Shekhawat in poll panel surprises many

first_imgThe appointment of Union Minister of State Gajendra Singh Shekhawat as the convenor of the BJP’’ election management committee for the Rajasthan Assembly polls has sprung surprise in the political circles here. Mr. Shekhawat had earlier lost out the race for the BJP State president after Chief Minister Vasundhara Raje’s resistance.Saini to head panelBJP president Amit Shah announced the 16-member panel’s appointment in New Delhi on Thursday amid speculations that the party’s central leadership does not want to give a free hand to Ms. Raje in the selection of candidates, orgnisational matters and monitoring of electoral strategies. BJP State chief Madan Lal Saini will head the committee, which has Ms. Raje as one of its members.Differences between Ms. Raje and Mr. Shah had reportedly delayed the appointment of new BJP State president by three months after Ms. Raje’s confidant Ashok Parnami resigned following the party’s defeat in by-elections to one Assembly and two Lok Sabha constituencies earlier this year. ‘Social engineering’ Though the BJP has attempted to carry out “social engineering” by including the communities such as Rajputs, Jats and Meghwals in the committee, the party faces a tough task of getting the votes of these caste groups in the upcoming Assembly election. The occasional display of divisions within the party also remains a major issue to be tackled by the senior BJP leaders.According to the political observers, the appointment of Mr. Shekhawat, who is Lok Sabha MP from Jodhpur, may help resolve hostility against BJP among certain sections in the Marwar region. However, his uneasy relations with Ms. Raje may affect smooth functioning of the committee.last_img read more

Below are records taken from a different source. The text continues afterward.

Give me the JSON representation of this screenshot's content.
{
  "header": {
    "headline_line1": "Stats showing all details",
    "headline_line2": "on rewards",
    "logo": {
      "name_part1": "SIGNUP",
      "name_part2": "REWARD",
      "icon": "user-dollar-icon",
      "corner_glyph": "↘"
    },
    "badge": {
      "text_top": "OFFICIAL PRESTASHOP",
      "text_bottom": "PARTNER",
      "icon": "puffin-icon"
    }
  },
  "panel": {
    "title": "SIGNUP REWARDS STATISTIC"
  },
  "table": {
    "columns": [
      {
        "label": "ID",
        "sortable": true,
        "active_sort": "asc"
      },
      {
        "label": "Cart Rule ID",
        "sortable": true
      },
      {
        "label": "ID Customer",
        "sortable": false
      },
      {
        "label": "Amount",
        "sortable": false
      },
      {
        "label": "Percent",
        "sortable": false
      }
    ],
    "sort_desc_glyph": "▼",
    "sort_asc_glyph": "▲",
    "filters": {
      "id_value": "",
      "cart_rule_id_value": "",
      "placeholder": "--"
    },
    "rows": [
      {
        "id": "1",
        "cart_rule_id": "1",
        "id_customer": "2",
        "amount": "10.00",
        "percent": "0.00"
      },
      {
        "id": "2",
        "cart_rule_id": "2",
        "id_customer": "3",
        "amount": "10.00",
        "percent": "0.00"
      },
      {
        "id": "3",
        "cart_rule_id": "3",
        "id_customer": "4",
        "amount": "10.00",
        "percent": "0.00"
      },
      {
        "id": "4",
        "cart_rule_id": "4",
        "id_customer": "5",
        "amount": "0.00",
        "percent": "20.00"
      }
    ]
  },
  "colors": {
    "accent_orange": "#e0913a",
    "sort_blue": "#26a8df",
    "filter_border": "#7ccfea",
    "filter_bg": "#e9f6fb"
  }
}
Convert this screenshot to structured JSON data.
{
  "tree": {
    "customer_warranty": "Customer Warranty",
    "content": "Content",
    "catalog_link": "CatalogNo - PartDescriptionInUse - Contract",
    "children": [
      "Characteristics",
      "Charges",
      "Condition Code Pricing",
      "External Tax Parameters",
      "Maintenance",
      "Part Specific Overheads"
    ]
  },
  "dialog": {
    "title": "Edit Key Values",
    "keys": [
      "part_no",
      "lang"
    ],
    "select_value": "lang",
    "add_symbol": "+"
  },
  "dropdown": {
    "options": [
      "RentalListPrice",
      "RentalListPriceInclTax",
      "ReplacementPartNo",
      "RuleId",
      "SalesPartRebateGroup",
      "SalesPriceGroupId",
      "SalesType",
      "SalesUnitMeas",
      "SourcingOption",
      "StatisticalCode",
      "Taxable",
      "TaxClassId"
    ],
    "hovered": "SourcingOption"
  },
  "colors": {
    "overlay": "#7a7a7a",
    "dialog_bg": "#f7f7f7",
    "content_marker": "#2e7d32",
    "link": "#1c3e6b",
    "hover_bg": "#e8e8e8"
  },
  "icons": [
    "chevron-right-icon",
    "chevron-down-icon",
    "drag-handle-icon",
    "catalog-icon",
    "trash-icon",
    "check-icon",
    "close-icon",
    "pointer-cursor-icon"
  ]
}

Dalit youth tortured over tractor loan

first_imgAfter Pilkhuwa, one more case of alleged custodial torture has come to light from western Uttar Pradesh. A 27-year-old Dalit man was allegedly tortured by policemen when his father failed to pay the instalments of a loan on a tractor in Pahasu area of Bulandshahr. The incident happened on September 27 but the FIR was registered on Friday after the State SC/ST Commission took note of the incident and directed the police to book the three accused policemen.In the FIR, Pramod said that his father bought a tractor by mortgaging a piece of land but started defaulting on payments. Fearing action, he ran away with the tractor three months ago. “On September 27, I was picked up by policemen from my field and was locked up in the police station where I was flogged brutally. I was sedated and tortured for three days.”Pramod said he met senior police officers but when nobody responded, he approached the SC/ST Commission. According to sources, a local politician could be involved in the case.Bulandshahar SSP said an FIR had been lodged against S-I Rajeev Kumar Gaur and Constables Sheel Kumar and Babloo.last_img read more